The Challenge of Hiring Quality Coaches
For some athletic administrators, it has become more difficult to hire quality coaches and this may even be a greater concern involving a few sports which traditionally lack a large number of candidates.
Therefore, it comes down to taking three concrete steps to address this problem. The first one is to define what is meant by quality and this may vary according to your background and setting.In light of the philosophical concept of education-based athletics, anyone who embraces this approach should be looking for individuals who are positive, supportive, nurturing, and put the needs and welfare of student-athletes above everything else. And this means valuing these qualities more than simply winning contests.
While all coaches should prepare their teams and strive to win games, more is needed than simply looking at a candidate’s win-loss record and their offensive and defensive coaching philosophies. Some administrators have stated that they want to hire a coach to install a winning culture. It would be much more accurate if this was restated to include that you wanted to hire an individual who will create an environment in which student-athletes will flourish, and gain life-long qualities and values. There is a world of difference between developing a winning culture and that of providing the best educational opportunities for young people.
Therefore, your first task is to analyze and make an honest determination of what exactly you value and want with your coaching staff. Once you have determined what you are looking for in coaches, you can start addressing the need of increasing your pool of possible individuals to apply and interview for your vacancies.
You may have to be creative to locate candidates and ‘creative’ is the right word to describe the process. Why? Because the normal, traditional approach of posting vacancies may not be working to produce high quality or even a greater number of candidates.
The following are some creative steps that you might try to locate more candidates and quality coaches.
- Emphasize in all vacancy notices, during Parent-Teacher Association, Booster Club, and community meetings, and in all publications that you are looking for individuals who believe in and embrace education-based athletics. While this may seem somewhat simplistic and represents common sense, it is vitally important to clearly get the message out that this philosophical concept is the foundation and basis for your program.
- Canvas and communicate with teachers in your district, and try to recruit them to fill openings. This is not a new concept. If they hear your declaration that the foundation of your program is education-based, however, this could be a great selling point. Of course, you will also have to convince some instructors that you have provisions in place to limit the intrusion by a few misguided parents, because this is the number one reason why individuals leave or stop coaching.
- Reach out to college coaches in your area. They may be aware of former players who might be interested in entering the field. College coaches also have their own network and can spread the word that you have a vacancy.
- Contact alumni who were former players in your program. They already have a connection to your program and probably had a great, positive experience. Perhaps they are in a position where they would like to give back to a sport they loved.
The third prong of your effort is the interview and it has to be guided with questions that will reveal whether an individual is a good fit for your program. Hopefully, this means that you are trying to judge whether a candidate will work well within your education-based philosophical concept which guides your program. To accomplish this goal, develop questions that will require the person to provide examples or to share solutions to hypothetical situations or problems. And some of the hypotheticals can actually be based upon real incidents that have occurred at your school.

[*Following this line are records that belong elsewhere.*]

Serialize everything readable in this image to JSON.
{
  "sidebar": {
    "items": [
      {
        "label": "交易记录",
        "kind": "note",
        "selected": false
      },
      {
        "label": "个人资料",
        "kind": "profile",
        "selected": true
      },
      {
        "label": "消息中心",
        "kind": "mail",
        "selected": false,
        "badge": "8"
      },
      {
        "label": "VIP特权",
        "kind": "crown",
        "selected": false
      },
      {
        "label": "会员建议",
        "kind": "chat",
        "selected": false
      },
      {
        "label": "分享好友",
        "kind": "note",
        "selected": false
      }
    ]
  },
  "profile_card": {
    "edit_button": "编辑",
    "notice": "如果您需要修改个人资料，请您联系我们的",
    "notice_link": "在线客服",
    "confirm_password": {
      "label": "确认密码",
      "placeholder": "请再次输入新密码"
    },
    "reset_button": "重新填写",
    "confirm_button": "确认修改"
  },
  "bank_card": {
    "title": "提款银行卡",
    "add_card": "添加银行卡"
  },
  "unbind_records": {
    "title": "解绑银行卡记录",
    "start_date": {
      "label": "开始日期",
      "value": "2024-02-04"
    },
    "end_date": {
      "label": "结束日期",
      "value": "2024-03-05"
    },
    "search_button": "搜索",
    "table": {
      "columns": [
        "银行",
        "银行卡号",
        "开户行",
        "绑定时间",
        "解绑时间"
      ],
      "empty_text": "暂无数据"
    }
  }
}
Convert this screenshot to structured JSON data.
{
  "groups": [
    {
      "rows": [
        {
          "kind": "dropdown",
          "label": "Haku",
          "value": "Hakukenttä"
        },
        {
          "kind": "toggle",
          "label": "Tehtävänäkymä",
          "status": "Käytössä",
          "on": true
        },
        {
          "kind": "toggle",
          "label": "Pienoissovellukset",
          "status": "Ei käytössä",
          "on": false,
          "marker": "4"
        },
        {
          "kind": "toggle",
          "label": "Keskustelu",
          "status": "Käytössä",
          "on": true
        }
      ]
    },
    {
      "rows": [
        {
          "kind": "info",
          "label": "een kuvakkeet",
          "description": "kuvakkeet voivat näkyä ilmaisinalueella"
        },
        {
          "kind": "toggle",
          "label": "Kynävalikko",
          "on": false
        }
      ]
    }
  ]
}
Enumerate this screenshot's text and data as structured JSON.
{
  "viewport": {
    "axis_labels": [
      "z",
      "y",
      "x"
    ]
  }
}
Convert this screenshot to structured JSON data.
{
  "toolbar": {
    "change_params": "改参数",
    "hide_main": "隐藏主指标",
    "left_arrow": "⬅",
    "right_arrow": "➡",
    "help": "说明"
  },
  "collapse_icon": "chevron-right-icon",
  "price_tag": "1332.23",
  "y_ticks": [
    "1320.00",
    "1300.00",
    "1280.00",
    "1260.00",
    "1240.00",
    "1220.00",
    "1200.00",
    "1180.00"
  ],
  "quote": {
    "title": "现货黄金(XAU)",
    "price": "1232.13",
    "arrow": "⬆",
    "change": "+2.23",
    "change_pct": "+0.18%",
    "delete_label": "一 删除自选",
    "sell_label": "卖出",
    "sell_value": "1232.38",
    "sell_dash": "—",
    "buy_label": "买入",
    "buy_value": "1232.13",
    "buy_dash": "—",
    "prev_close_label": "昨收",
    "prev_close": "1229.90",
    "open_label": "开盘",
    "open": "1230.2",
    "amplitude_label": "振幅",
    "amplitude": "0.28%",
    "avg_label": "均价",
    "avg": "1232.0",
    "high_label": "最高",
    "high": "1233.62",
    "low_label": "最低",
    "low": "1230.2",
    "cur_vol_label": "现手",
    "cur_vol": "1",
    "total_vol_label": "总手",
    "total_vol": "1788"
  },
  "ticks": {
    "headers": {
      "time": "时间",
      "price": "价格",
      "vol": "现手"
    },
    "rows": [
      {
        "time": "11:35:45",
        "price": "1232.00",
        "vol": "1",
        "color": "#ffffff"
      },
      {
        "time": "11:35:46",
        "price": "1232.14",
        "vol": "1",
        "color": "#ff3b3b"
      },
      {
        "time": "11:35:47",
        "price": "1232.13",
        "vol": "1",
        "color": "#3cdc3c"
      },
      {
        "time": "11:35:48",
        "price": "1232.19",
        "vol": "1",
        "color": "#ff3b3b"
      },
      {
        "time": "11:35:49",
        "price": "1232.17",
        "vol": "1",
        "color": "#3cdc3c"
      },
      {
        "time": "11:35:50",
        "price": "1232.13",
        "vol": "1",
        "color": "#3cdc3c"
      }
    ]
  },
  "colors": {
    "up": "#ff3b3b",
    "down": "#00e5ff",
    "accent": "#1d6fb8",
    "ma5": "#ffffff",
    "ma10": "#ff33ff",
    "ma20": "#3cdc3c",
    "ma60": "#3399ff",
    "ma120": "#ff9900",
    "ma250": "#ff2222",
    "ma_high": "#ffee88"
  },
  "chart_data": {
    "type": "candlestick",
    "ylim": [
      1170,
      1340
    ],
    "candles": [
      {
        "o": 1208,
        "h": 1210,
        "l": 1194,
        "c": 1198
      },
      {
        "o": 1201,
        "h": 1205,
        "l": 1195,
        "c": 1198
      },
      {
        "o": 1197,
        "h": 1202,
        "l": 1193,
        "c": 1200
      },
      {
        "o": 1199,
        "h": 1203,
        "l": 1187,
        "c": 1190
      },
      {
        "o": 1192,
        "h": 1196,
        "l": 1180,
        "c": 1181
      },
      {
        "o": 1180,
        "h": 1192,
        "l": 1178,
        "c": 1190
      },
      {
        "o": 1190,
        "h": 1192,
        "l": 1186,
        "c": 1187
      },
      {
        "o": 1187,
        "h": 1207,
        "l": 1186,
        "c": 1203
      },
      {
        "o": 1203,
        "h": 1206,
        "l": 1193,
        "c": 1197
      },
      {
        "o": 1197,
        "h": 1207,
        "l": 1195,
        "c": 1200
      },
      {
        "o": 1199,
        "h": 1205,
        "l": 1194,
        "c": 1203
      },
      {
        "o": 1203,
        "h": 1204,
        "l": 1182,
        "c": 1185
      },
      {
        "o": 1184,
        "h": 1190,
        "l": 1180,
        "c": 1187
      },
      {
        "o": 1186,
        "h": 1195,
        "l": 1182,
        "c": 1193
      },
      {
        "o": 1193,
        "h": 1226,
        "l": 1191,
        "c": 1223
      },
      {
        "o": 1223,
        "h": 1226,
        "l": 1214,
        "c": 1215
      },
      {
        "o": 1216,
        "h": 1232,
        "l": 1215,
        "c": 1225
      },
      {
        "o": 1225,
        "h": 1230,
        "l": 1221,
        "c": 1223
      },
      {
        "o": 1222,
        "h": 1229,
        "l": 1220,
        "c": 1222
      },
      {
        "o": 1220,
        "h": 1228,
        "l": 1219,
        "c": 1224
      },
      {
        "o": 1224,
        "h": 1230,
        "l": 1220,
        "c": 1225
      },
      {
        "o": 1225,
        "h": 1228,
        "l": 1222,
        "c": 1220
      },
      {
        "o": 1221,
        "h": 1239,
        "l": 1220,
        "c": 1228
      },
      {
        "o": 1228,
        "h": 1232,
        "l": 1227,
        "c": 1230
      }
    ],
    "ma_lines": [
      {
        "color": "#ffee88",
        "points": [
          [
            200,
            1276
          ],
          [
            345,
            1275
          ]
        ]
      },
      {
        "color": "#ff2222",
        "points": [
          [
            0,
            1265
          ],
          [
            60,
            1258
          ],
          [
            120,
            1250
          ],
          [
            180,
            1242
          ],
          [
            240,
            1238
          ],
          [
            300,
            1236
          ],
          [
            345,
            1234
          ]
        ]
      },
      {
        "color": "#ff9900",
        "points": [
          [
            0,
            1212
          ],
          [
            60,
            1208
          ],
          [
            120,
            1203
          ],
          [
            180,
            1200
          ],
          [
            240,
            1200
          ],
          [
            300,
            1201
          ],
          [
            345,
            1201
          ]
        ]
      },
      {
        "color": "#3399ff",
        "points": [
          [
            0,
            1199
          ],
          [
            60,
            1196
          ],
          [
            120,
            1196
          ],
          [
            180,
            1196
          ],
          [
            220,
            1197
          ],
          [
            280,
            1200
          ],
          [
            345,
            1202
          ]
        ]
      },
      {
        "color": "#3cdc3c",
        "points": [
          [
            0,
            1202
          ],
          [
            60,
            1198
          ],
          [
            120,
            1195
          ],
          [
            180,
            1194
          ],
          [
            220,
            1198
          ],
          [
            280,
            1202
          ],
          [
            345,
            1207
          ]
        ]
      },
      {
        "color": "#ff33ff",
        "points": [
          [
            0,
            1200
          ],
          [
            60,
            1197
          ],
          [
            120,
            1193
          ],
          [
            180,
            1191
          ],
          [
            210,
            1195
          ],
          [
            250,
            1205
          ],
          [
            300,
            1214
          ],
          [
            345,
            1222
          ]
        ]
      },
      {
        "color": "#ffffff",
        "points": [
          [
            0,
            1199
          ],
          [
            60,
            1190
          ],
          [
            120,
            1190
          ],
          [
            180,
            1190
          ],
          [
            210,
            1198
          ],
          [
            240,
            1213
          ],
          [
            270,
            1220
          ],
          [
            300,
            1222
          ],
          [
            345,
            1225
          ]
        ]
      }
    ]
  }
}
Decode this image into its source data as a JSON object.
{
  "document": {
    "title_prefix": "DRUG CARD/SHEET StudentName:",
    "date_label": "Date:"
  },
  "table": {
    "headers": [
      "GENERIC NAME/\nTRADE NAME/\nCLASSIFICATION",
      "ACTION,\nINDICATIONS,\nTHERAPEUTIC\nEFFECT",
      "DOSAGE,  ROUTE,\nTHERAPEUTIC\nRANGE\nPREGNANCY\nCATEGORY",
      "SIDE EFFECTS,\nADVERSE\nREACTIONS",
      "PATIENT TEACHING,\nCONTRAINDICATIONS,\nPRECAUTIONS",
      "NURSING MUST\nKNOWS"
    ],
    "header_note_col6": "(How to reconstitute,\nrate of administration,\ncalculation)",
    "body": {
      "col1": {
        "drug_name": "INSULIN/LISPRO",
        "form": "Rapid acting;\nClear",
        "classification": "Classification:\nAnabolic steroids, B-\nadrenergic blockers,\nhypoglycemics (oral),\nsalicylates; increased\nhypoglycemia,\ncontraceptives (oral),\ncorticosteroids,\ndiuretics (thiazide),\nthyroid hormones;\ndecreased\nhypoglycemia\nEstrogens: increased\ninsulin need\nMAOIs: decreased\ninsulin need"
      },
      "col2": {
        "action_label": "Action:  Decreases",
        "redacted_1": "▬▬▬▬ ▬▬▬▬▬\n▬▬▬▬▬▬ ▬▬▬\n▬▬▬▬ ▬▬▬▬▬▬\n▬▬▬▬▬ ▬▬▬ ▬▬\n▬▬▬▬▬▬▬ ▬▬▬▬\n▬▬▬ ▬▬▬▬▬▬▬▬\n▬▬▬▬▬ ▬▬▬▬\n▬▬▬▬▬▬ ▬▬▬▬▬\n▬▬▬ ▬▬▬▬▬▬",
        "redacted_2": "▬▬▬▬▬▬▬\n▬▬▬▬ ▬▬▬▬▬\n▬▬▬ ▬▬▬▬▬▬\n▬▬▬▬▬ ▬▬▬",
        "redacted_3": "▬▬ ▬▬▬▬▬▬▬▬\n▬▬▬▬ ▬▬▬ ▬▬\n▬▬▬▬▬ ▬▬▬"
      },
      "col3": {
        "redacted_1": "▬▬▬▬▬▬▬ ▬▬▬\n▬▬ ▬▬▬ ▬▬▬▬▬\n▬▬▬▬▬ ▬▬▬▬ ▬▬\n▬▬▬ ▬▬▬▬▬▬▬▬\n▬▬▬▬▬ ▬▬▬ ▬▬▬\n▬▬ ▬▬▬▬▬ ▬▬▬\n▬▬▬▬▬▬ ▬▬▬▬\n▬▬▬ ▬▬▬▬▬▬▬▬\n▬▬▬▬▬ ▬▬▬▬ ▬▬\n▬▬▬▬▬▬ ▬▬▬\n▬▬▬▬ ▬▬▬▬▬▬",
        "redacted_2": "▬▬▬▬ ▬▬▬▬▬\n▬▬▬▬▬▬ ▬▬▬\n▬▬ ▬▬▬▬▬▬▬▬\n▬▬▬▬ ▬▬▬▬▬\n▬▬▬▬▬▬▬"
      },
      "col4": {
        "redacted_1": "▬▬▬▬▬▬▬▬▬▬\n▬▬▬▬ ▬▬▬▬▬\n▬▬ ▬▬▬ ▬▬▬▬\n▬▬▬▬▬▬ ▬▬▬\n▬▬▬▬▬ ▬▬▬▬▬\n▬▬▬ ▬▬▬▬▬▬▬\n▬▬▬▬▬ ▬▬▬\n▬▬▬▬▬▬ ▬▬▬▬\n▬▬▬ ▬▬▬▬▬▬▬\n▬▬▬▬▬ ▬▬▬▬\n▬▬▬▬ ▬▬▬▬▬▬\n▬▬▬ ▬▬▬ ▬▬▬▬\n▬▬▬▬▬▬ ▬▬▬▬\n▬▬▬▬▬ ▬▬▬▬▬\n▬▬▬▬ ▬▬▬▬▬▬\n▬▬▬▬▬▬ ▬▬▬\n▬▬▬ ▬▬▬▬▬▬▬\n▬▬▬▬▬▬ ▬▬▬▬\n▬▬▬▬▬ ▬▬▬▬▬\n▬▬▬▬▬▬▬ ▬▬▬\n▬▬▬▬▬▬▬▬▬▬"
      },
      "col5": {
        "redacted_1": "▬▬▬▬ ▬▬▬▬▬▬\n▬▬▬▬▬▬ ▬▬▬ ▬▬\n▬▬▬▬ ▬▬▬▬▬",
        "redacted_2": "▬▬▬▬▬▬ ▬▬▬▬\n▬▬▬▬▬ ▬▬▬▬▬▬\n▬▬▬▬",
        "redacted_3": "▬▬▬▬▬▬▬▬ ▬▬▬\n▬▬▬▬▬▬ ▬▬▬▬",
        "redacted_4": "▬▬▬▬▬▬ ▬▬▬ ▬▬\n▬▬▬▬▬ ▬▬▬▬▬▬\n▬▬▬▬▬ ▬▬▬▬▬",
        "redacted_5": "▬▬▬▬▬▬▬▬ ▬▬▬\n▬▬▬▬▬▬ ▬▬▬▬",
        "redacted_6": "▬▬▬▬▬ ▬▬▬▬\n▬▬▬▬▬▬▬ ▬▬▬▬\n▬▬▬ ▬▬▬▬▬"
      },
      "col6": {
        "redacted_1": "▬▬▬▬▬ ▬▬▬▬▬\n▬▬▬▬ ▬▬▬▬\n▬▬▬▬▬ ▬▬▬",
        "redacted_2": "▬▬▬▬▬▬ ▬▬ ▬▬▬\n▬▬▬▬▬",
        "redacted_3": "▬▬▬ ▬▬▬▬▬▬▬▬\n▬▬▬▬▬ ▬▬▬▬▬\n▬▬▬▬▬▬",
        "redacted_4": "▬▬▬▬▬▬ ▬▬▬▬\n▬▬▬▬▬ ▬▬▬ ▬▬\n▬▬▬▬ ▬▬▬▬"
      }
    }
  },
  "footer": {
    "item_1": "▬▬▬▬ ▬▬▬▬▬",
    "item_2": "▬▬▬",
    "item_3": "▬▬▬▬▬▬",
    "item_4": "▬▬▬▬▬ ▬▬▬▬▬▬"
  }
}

- Start with the normal and traditional offer, “Please take a minute and tell us a little about yourself.” While this opening is not directly connected with education-based athletics, it has long been used to give the candidate a chance to relax a little before handling more specific questions. But don’t overlook the important insight that you can gain from this opening statement. It can be extremely enlightening.
- Ask the candidate to provide an example of a problem that his or her team had with sportsmanship and what steps were taken to correct or improve it. Or give the individuals a situation and ask them how they would have handled it?
- Raise the idea of using teachable moments with teams and request the individuals being interviewed to provide a couple of examples that they have used. And if they aren’t sure what a teachable moment is, you have already gained valuable insight.
- Have the candidates share a recent community service project in which their team participated. As a follow-up, explore how the decision was reached to get involved with this particular choice. Were student-athletes involved in the selection and did they play any leadership roles during the project?
- Ask the individuals being interviewed how they measure success in athletics. Obviously, you are looking for benchmarks other than winning games or championships and whether the individuals even mention anything connected to the growth and development of young people. Are lifelong qualities and values ever included in the answer?
- Pose the following hypothetical situation to the candidates. One of your players is struggling in one of his academic classes and he has a test coming up in the next day or two. What steps could and would you take to make sure that this athlete is best prepared for this responsibility?
- See how the candidates handle this question. After the season, what would your senior players say that they gained by playing for you? As a follow-up, would they try out again and play another season for you if they had the opportunity? With a little due diligence on your part, you should be able to contact the candidate’s current or former athletic administrator to compare his or her thoughts with the answer of the interviewee. It could be enlightening.
While these questions are not intended to be an all-inclusive list, they should serve as an example of what you can use. It is critical to develop questions that will provide insight into a candidate’s commitment to the education-based concept.
By determining what traits you want in your coaches, using a little creativity to locate and possibly expand your pool of candidates, and putting thought and effort into developing interview questions to provide insightful responses, you should be able to secure quality coaches.